Yi-Fei Lu, Xiao-Feng Jin, Hiroshi Ikeda, Okihito Yano, Carmen Benítez Benítez, Wei-Jie Chen, Yong-Di Liu, Pedro Jiménez-Mejías & Ming-Jian Yu
Carex sect. Confertiflorae s.l., contains ca. 40 species and diverse in E Asia. It has one of the most unstable delimitations in the literature, and the section was proposed to split into two sections up to five different ones. Recent phylogenetic reconstructions showed Confertiflorae s.l. not to be monophyletic. In this study we investigate the phylogenetic structure, morphological affinities, and biogeographic history of sect. Confertiflorae s.l. We performed a taxon-based approach to explore the morphological...

Roles of the ClC chloride channel CLH-1 in food-associated salt chemotaxis behavior of C. elegans

Chanhyun Park, Yuki Sakurai, Hirofumi Sato, Shinji Kanda, Yuichi Iino & Hirofumi Kunitomo
The ability of animals to process dynamic sensory information facilitates foraging in an ever changing environment.
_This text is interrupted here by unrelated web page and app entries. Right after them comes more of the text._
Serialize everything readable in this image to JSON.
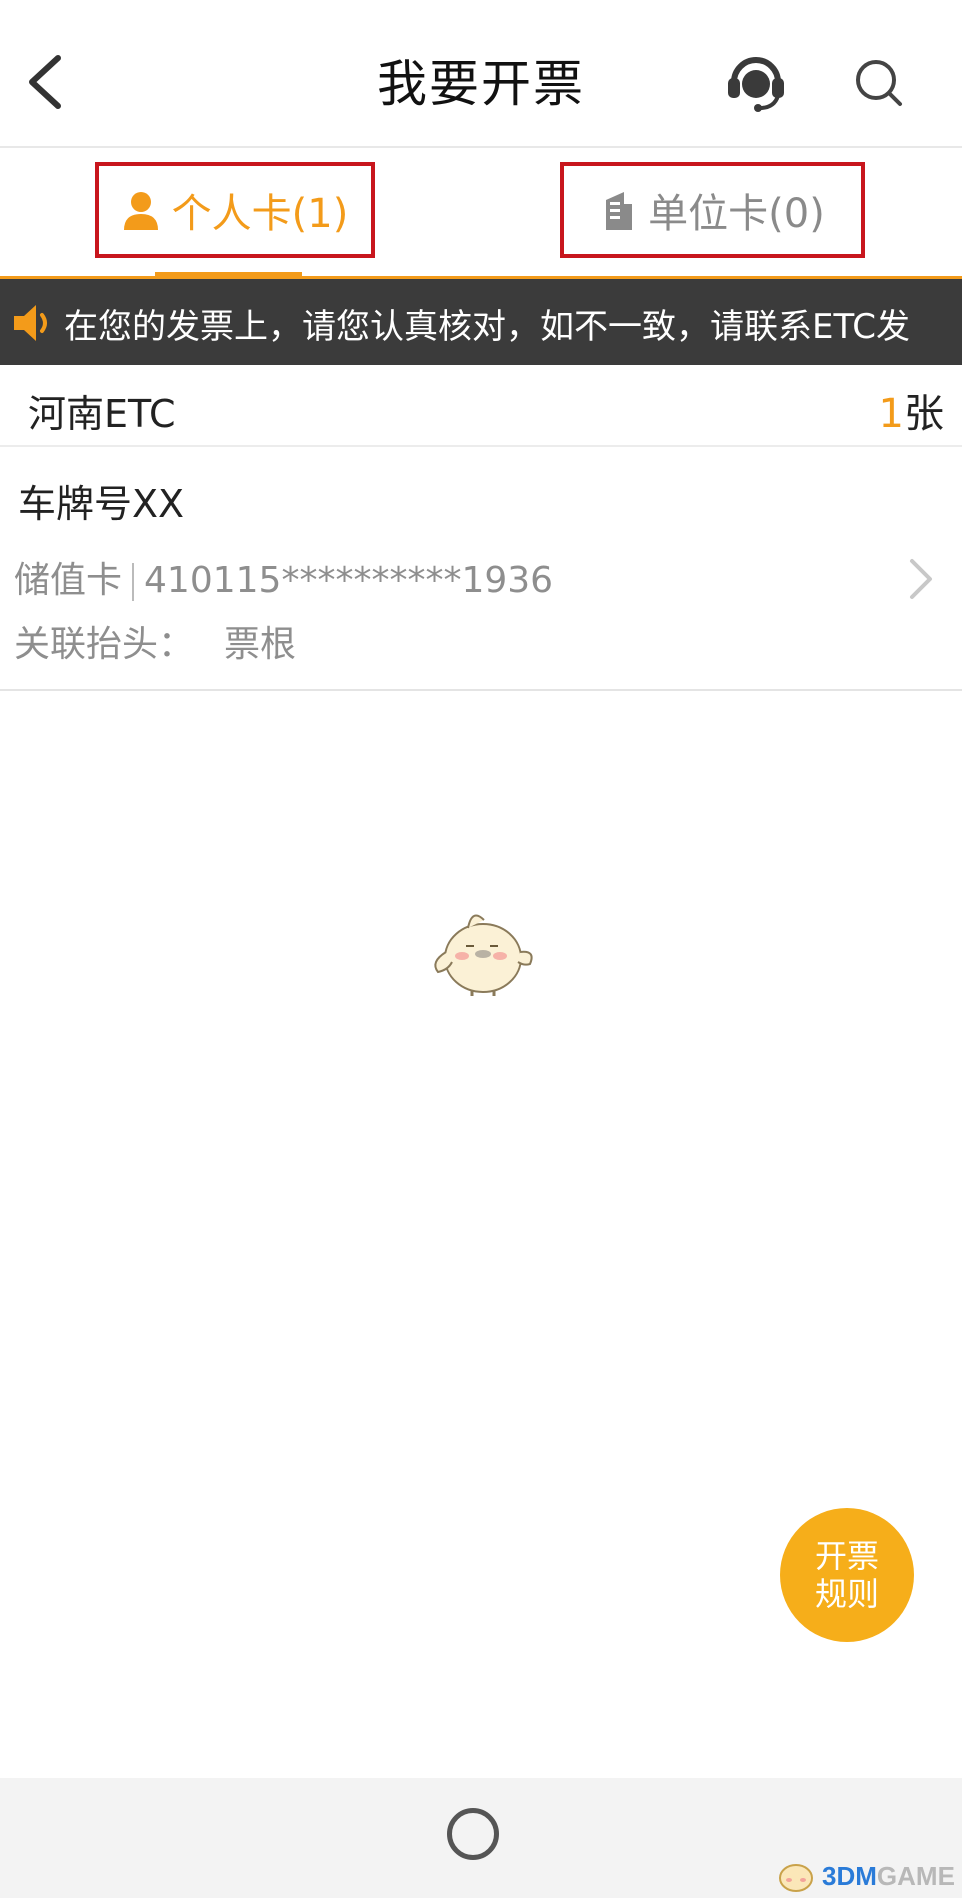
{
  "header": {
    "title": "我要开票"
  },
  "tabs": [
    {
      "label": "个人卡(1)"
    },
    {
      "label": "单位卡(0)"
    }
  ],
  "notice": {
    "text": "在您的发票上，请您认真核对，如不一致，请联系ETC发"
  },
  "group": {
    "name": "河南ETC",
    "count_num": "1",
    "count_unit": "张"
  },
  "card": {
    "plate": "车牌号XX",
    "type": "储值卡",
    "number": "410115**********1936",
    "linked_label": "关联抬头：",
    "linked_value": "票根"
  },
  "rules_button": {
    "line1": "开票",
    "line2": "规则"
  },
  "watermark": {
    "num": "3DM",
    "rest": "GAME"
  },
  "colors": {
    "accent": "#f39b1a",
    "highlight_box": "#c8161d",
    "notice_bg": "#3b3b3b",
    "rules_bg": "#f6ae1a"
  }
}
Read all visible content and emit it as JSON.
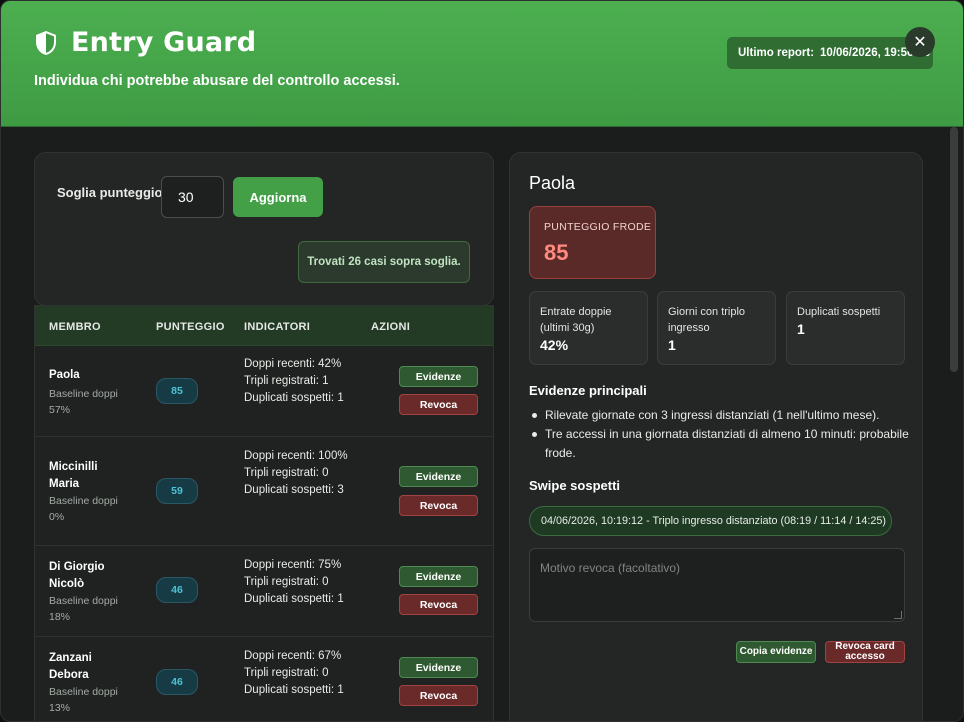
{
  "header": {
    "title": "Entry Guard",
    "subtitle": "Individua chi potrebbe abusare del controllo accessi.",
    "report_label": "Ultimo report:",
    "report_value": "10/06/2026, 19:56:58",
    "close_glyph": "✕",
    "shield_icon": "shield-check-icon"
  },
  "filter": {
    "threshold_label": "Soglia punteggio",
    "threshold_value": "30",
    "update_label": "Aggiorna",
    "found_text": "Trovati 26 casi sopra soglia."
  },
  "table": {
    "columns": [
      "MEMBRO",
      "PUNTEGGIO",
      "INDICATORI",
      "AZIONI"
    ],
    "evidence_label": "Evidenze",
    "revoke_label": "Revoca",
    "rows": [
      {
        "name": "Paola",
        "baseline": "Baseline doppi 57%",
        "score": "85",
        "indicators": "Doppi recenti: 42% Tripli registrati: 1 Duplicati sospetti: 1"
      },
      {
        "name": "Miccinilli Maria",
        "baseline": "Baseline doppi 0%",
        "score": "59",
        "indicators": "Doppi recenti: 100% Tripli registrati: 0 Duplicati sospetti: 3"
      },
      {
        "name": "Di Giorgio Nicolò",
        "baseline": "Baseline doppi 18%",
        "score": "46",
        "indicators": "Doppi recenti: 75% Tripli registrati: 0 Duplicati sospetti: 1"
      },
      {
        "name": "Zanzani Debora",
        "baseline": "Baseline doppi 13%",
        "score": "46",
        "indicators": "Doppi recenti: 67% Tripli registrati: 0 Duplicati sospetti: 1"
      }
    ]
  },
  "detail": {
    "name": "Paola",
    "fraud_label": "PUNTEGGIO FRODE",
    "fraud_value": "85",
    "stats": [
      {
        "label": "Entrate doppie (ultimi 30g)",
        "value": "42%"
      },
      {
        "label": "Giorni con triplo ingresso",
        "value": "1"
      },
      {
        "label": "Duplicati sospetti",
        "value": "1"
      }
    ],
    "evidence_title": "Evidenze principali",
    "evidence": [
      "Rilevate giornate con 3 ingressi distanziati (1 nell'ultimo mese).",
      "Tre accessi in una giornata distanziati di almeno 10 minuti: probabile frode."
    ],
    "swipe_title": "Swipe sospetti",
    "swipe_item": "04/06/2026, 10:19:12 - Triplo ingresso distanziato (08:19 / 11:14 / 14:25)",
    "reason_placeholder": "Motivo revoca (facoltativo)",
    "copy_label": "Copia evidenze",
    "revoke_card_label": "Revoca card accesso"
  },
  "colors": {
    "header_green": "#4caf50",
    "accent_green": "#43a047",
    "danger_red": "#a14343",
    "score_cyan": "#4dc3d6",
    "fraud_text": "#ff8a80"
  }
}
However, molecular and neural mechanisms underlying such ability remain elusive. The ClC anion channels/transporters play a pivotal role in cellular ion homeostasis across all phyla. Here we find a ClC chloride channel is involved in salt concentration chemotaxis of C. elegans. Genetic screening identified two altered-function mutations of clh-1 that disrupt experience-dependent salt chemotaxis. Using genetically encoded fluorescent sensors,...

Butterfly functional diversity in north west Japan

Kei Uchida & Atushi Ohwaki
Anthropogenic activities can negatively impact the major shifts in butterfly functional diversity in semi-natural ecosystems. However, little is known about their functional trait diversity, rather than total species richness, driven by forest fragmentation and urbanization. In the present study, we evaluated whether forest fragmentation and urbanization affects the functional diversity and stability of butterfly assemblages. Regarding the anthropogenic impacts on butterfly biodiversity loss, we predicted that the functional diversity and temporal stability of butterfly species...

Data from: Intraspecific variations in life history traits of two pecky rice bug species from Japan: mapping emergence dates and number of annual generations

Kazuhisa Yamasaki, Ken Tabuchi, Akihiko Takahashi, Takeshi Osawa, Akira Yoshioka, Yasushi Ishigooka, Shigeto Sudo & Mayura Takada
The mirid bugs Stenotus rubrovittatus and Trigonotylus caelestialium, which cause pecky rice, have become a threat to rice cultivation in Asia. Damage caused by these pests has rapidly become frequent since around 2000 in Japan. Their expansion pattern is not simple, and predicting their future spread remains challenging. Some insects with wide ranges have locally adapted variations in life-history traits. We performed laboratory rearing experiments to assess the geographical scale of intraspecific variations in life-history...

Genomic evidence for speciation with gene flow in broadcast spawning marine invertebrates

Shotaro Hirase
How early stages of speciation in free-spawning marine invertebrates proceeds is poorly understood. The Western Pacific abalones, Hatiois discus, H. madaka, and H. gigantea occur in sympatry with shared breeding season and are capable of producing viable F1 hybrids in spite of being ecologically differentiated. Population genomic analyses revealed that although the three species are genetically distinct, there is evidence for historical and ongoing gene flow among these species. Evidence from demographic modeling suggests that...

Registration Year

  • 2021

Resource Types

  • Dataset


  • University of Tokyo
  • Kyoto University
  • National Institute for Environmental Studies
  • Kyoto Prefectural University
  • Tokyo Metropolitan University
  • National Institute of Advanced Industrial Science and Technology
  • Gifu University
  • Hokkaido University
  • Chuo University
  • Kobe University